[Supplied entries Boundary: Start]
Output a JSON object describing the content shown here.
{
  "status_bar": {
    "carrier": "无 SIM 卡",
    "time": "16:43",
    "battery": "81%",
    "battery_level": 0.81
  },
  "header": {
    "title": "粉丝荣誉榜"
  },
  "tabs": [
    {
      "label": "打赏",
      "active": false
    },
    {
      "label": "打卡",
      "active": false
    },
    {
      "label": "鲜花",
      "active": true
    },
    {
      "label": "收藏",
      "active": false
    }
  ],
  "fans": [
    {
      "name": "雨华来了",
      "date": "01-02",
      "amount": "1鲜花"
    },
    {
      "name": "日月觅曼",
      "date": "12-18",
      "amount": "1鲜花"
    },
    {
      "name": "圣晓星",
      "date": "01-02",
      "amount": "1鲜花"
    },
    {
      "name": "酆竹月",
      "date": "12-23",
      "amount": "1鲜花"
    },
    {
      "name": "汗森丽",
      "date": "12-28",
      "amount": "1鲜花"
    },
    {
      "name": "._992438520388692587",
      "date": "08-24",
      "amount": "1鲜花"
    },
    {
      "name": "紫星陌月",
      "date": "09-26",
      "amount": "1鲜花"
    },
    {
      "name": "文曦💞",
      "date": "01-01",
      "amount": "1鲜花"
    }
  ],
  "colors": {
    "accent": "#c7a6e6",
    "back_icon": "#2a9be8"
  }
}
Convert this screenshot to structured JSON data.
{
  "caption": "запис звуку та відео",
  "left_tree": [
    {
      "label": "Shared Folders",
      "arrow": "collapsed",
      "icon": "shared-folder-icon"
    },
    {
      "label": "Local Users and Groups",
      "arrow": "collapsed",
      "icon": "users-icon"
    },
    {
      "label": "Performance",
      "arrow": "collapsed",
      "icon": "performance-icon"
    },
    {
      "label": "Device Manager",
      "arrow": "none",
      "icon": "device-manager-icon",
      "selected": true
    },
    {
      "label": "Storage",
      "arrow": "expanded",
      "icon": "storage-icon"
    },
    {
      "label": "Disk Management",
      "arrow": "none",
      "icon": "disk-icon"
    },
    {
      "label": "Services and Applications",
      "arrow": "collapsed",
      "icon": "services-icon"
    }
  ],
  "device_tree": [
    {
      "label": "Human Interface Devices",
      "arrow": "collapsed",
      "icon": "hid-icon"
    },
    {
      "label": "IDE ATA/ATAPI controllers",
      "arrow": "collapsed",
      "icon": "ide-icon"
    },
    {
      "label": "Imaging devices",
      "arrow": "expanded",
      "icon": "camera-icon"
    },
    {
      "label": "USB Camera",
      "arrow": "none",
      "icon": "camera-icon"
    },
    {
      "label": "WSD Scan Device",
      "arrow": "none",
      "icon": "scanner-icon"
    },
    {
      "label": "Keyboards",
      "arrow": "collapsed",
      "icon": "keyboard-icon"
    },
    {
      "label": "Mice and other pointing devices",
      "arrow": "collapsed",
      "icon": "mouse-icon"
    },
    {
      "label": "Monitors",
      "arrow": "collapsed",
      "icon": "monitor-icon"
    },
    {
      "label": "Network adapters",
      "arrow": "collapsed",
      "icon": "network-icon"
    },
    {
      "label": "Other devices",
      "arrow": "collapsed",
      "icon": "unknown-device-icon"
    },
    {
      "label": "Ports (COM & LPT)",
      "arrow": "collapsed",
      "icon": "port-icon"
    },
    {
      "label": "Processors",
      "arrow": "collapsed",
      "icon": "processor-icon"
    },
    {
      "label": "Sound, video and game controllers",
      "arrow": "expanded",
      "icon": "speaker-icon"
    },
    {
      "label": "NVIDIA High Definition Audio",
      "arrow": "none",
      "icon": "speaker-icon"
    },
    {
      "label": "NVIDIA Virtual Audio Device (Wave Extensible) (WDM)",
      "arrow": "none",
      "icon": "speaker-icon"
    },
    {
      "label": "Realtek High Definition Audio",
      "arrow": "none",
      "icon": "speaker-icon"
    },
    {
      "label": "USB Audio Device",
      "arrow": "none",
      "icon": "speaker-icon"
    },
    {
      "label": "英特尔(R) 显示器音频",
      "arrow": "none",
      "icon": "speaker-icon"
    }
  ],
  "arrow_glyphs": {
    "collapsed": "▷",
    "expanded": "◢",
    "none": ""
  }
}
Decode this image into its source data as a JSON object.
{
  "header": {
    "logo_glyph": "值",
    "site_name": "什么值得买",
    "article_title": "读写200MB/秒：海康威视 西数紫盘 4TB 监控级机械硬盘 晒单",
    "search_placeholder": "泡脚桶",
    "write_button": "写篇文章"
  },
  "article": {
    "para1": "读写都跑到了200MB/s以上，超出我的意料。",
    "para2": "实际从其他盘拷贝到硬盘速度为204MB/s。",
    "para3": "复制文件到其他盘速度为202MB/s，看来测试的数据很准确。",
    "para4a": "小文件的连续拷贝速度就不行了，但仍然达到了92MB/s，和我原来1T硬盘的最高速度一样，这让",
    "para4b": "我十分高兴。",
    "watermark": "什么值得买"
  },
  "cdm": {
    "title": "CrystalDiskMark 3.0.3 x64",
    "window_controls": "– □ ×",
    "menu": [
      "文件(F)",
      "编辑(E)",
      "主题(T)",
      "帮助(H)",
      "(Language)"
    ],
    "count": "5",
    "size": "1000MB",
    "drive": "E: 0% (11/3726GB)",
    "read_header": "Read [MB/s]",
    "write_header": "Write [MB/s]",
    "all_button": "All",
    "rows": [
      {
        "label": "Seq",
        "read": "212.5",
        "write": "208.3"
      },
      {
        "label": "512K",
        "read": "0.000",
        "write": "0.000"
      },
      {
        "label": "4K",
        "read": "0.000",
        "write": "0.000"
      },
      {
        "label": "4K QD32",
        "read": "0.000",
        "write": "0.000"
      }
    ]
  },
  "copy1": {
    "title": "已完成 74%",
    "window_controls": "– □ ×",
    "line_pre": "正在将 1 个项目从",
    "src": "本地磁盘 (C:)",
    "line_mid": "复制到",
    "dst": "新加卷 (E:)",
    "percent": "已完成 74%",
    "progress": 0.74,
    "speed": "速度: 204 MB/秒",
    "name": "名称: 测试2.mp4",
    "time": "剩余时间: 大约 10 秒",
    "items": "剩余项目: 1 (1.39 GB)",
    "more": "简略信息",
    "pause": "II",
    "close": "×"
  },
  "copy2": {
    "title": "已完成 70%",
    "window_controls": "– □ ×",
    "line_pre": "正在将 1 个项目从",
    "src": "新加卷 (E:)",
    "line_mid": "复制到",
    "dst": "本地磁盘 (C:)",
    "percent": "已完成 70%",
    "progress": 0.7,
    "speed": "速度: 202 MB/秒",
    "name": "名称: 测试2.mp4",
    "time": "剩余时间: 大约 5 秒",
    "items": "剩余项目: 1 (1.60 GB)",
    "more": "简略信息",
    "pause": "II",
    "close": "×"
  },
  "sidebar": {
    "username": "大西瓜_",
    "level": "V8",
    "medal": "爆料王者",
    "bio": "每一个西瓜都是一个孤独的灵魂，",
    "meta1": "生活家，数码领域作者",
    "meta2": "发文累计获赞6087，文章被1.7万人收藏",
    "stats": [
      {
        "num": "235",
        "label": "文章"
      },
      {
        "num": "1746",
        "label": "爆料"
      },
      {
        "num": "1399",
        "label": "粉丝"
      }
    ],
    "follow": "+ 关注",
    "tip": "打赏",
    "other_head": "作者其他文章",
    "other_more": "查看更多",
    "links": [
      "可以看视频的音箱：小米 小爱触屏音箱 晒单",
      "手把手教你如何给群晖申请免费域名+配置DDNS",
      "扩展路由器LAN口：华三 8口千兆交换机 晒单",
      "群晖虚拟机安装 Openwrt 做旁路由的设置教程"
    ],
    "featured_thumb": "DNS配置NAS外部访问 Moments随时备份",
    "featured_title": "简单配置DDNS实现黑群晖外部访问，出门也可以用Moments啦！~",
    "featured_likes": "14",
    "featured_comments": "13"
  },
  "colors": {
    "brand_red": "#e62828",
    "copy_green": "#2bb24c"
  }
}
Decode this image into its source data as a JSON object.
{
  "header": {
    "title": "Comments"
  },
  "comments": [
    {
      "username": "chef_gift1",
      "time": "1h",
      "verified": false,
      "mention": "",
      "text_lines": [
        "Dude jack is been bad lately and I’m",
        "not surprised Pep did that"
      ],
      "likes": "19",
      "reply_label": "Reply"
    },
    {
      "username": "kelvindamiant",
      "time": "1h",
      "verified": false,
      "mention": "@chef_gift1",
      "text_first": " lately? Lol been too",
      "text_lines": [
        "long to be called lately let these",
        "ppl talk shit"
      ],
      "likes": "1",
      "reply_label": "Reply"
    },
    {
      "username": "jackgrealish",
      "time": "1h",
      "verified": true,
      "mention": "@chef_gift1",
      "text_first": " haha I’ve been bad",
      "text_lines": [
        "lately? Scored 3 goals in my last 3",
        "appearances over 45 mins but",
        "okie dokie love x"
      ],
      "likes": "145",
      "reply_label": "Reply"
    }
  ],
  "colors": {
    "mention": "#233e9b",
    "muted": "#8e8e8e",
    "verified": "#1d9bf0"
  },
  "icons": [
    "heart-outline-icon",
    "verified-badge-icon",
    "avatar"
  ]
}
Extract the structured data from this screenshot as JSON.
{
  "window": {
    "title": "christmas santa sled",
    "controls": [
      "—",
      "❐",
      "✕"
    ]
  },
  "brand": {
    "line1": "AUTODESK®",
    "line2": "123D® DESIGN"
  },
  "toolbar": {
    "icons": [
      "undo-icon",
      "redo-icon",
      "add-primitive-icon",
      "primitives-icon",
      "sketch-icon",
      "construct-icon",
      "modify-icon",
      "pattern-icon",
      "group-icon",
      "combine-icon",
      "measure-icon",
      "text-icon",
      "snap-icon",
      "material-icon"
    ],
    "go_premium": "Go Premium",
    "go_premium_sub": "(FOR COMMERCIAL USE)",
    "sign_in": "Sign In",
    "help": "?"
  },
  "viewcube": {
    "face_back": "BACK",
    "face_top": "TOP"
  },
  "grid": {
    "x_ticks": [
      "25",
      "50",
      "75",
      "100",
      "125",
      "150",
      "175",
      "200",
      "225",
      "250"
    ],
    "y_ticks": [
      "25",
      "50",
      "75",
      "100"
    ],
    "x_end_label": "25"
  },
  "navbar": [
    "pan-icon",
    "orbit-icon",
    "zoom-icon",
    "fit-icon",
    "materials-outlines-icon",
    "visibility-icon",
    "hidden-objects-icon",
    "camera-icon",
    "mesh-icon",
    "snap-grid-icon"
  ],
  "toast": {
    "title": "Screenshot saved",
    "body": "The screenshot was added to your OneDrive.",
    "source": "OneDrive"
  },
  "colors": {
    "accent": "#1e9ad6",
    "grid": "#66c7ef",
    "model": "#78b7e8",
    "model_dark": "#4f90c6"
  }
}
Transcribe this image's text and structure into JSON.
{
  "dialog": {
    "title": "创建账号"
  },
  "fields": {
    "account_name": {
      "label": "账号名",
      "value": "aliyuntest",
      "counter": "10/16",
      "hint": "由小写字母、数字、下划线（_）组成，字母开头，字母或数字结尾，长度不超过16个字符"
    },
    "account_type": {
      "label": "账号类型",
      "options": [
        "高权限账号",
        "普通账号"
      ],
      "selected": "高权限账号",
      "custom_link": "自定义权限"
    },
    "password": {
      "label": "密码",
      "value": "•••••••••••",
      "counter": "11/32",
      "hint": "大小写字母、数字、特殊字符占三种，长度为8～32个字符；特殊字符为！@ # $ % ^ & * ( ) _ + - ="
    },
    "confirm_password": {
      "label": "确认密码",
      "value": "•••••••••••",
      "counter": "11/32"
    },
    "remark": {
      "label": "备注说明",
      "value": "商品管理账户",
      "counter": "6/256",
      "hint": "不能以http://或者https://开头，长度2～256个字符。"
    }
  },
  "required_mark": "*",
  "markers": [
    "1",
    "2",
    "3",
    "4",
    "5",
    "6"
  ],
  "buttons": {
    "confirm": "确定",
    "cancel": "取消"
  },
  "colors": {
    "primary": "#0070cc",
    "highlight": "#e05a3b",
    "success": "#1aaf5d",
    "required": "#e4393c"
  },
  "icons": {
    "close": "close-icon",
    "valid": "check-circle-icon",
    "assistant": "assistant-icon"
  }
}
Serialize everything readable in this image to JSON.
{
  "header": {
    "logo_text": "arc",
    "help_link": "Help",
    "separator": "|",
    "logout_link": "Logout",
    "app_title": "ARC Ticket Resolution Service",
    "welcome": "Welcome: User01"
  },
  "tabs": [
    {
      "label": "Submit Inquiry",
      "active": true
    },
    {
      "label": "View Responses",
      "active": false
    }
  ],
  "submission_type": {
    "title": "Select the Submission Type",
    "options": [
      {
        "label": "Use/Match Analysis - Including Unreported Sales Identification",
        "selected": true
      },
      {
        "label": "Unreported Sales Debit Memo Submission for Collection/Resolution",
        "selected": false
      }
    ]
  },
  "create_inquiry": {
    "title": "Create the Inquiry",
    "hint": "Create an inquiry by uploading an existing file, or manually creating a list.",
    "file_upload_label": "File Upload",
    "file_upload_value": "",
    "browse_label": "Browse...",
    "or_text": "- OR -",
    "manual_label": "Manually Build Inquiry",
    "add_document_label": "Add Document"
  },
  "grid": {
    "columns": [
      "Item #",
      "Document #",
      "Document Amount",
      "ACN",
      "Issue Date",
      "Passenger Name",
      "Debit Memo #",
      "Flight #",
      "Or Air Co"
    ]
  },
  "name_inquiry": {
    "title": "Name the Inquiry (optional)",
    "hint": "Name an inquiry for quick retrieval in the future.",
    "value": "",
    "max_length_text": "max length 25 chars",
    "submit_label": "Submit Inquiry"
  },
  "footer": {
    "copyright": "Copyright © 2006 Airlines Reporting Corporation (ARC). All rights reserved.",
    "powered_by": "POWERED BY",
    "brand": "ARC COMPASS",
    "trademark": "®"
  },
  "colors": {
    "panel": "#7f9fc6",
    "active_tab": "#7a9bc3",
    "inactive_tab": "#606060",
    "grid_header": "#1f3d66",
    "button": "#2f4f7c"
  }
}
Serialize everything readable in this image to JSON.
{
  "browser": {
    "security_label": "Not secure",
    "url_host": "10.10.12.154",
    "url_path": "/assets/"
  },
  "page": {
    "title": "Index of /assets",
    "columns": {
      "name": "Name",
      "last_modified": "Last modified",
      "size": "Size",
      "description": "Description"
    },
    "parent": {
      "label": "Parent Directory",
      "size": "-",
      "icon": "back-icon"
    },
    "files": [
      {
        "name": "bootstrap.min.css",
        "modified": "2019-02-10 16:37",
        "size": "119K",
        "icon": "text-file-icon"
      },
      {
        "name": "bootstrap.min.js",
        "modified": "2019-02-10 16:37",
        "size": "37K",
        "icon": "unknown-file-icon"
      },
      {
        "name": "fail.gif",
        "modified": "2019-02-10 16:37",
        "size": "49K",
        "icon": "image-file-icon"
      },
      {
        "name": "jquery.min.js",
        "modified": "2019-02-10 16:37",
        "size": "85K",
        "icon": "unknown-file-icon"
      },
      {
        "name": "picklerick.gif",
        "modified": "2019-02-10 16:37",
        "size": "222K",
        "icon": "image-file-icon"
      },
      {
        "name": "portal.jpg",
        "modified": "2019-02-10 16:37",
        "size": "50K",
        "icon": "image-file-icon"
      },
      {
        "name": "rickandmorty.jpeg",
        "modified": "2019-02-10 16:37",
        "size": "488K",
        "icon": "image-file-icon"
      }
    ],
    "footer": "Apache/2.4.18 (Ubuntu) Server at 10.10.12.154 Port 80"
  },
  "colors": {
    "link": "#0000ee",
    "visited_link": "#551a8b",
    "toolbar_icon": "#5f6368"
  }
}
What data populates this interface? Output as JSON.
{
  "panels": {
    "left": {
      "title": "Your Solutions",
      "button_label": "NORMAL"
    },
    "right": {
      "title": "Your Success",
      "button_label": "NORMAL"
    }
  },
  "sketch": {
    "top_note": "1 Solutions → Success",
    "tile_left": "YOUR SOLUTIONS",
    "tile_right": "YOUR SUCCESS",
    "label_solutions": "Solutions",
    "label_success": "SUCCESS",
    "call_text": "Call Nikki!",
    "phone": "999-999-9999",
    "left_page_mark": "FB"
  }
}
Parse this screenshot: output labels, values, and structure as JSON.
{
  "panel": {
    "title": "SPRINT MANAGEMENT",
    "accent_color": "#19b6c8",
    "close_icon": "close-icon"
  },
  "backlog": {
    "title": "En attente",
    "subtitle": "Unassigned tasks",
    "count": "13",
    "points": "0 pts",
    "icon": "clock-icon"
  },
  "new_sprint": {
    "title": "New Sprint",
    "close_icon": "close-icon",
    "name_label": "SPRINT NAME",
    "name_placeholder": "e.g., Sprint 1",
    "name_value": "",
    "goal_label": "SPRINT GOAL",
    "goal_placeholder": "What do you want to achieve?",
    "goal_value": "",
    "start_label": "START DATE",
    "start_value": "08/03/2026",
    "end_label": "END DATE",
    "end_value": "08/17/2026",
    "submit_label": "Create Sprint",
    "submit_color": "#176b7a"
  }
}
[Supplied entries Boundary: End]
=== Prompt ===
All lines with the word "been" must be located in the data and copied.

=== Result ===
        "Dude jack is been bad lately and I’m",
      "text_first": " lately? Lol been too",
      "text_first": " haha I’ve been bad",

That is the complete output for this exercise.